# [What to do]
Word for word, give the entries back.

Records from a collection
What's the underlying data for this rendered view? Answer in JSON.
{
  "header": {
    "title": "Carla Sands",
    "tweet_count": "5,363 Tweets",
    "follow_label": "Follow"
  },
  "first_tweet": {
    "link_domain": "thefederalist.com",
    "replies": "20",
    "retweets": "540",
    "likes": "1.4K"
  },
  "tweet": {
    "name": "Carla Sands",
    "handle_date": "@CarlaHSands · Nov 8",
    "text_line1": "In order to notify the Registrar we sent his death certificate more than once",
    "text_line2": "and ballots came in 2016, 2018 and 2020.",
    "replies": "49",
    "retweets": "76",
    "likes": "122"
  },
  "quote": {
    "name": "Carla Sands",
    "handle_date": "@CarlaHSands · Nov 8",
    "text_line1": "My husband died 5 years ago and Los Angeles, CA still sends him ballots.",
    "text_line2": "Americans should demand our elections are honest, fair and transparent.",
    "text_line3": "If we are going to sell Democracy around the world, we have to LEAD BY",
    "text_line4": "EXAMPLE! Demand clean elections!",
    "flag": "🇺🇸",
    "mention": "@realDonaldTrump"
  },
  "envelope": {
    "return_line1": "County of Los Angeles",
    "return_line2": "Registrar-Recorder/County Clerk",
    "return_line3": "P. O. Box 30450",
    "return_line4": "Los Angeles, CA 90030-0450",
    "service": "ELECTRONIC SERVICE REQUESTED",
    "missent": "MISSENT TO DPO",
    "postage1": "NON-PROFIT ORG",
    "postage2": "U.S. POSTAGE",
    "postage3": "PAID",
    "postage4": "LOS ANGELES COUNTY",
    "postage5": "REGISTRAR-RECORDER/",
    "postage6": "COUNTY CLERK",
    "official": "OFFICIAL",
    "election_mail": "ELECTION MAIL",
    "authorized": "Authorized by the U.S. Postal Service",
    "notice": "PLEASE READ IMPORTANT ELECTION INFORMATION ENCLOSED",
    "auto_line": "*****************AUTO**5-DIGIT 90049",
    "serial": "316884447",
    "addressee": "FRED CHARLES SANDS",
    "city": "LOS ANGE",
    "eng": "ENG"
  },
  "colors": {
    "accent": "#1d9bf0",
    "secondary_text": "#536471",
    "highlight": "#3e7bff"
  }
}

# [Exercise result]
What's the underlying data for this rendered view? Answer in JSON.
{
  "header": {
    "title": "Carla Sands",
    "tweet_count": "5,363 Tweets",
    "follow_label": "Follow"
  },
  "first_tweet": {
    "link_domain": "thefederalist.com",
    "replies": "20",
    "retweets": "540",
    "likes": "1.4K"
  },
  "tweet": {
    "name": "Carla Sands",
    "handle_date": "@CarlaHSands · Nov 8",
    "text_line1": "In order to notify the Registrar we sent his death certificate more than once",
    "text_line2": "and ballots came in 2016, 2018 and 2020.",
    "replies": "49",
    "retweets": "76",
    "likes": "122"
  },
  "quote": {
    "name": "Carla Sands",
    "handle_date": "@CarlaHSands · Nov 8",
    "text_line1": "My husband died 5 years ago and Los Angeles, CA still sends him ballots.",
    "text_line2": "Americans should demand our elections are honest, fair and transparent.",
    "text_line3": "If we are going to sell Democracy around the world, we have to LEAD BY",
    "text_line4": "EXAMPLE! Demand clean elections!",
    "flag": "🇺🇸",
    "mention": "@realDonaldTrump"
  },
  "envelope": {
    "return_line1": "County of Los Angeles",
    "return_line2": "Registrar-Recorder/County Clerk",
    "return_line3": "P. O. Box 30450",
    "return_line4": "Los Angeles, CA 90030-0450",
    "service": "ELECTRONIC SERVICE REQUESTED",
    "missent": "MISSENT TO DPO",
    "postage1": "NON-PROFIT ORG",
    "postage2": "U.S. POSTAGE",
    "postage3": "PAID",
    "postage4": "LOS ANGELES COUNTY",
    "postage5": "REGISTRAR-RECORDER/",
    "postage6": "COUNTY CLERK",
    "official": "OFFICIAL",
    "election_mail": "ELECTION MAIL",
    "authorized": "Authorized by the U.S. Postal Service",
    "notice": "PLEASE READ IMPORTANT ELECTION INFORMATION ENCLOSED",
    "auto_line": "*****************AUTO**5-DIGIT 90049",
    "serial": "316884447",
    "addressee": "FRED CHARLES SANDS",
    "city": "LOS ANGE",
    "eng": "ENG"
  },
  "colors": {
    "accent": "#1d9bf0",
    "secondary_text": "#536471",
    "highlight": "#3e7bff"
  }
}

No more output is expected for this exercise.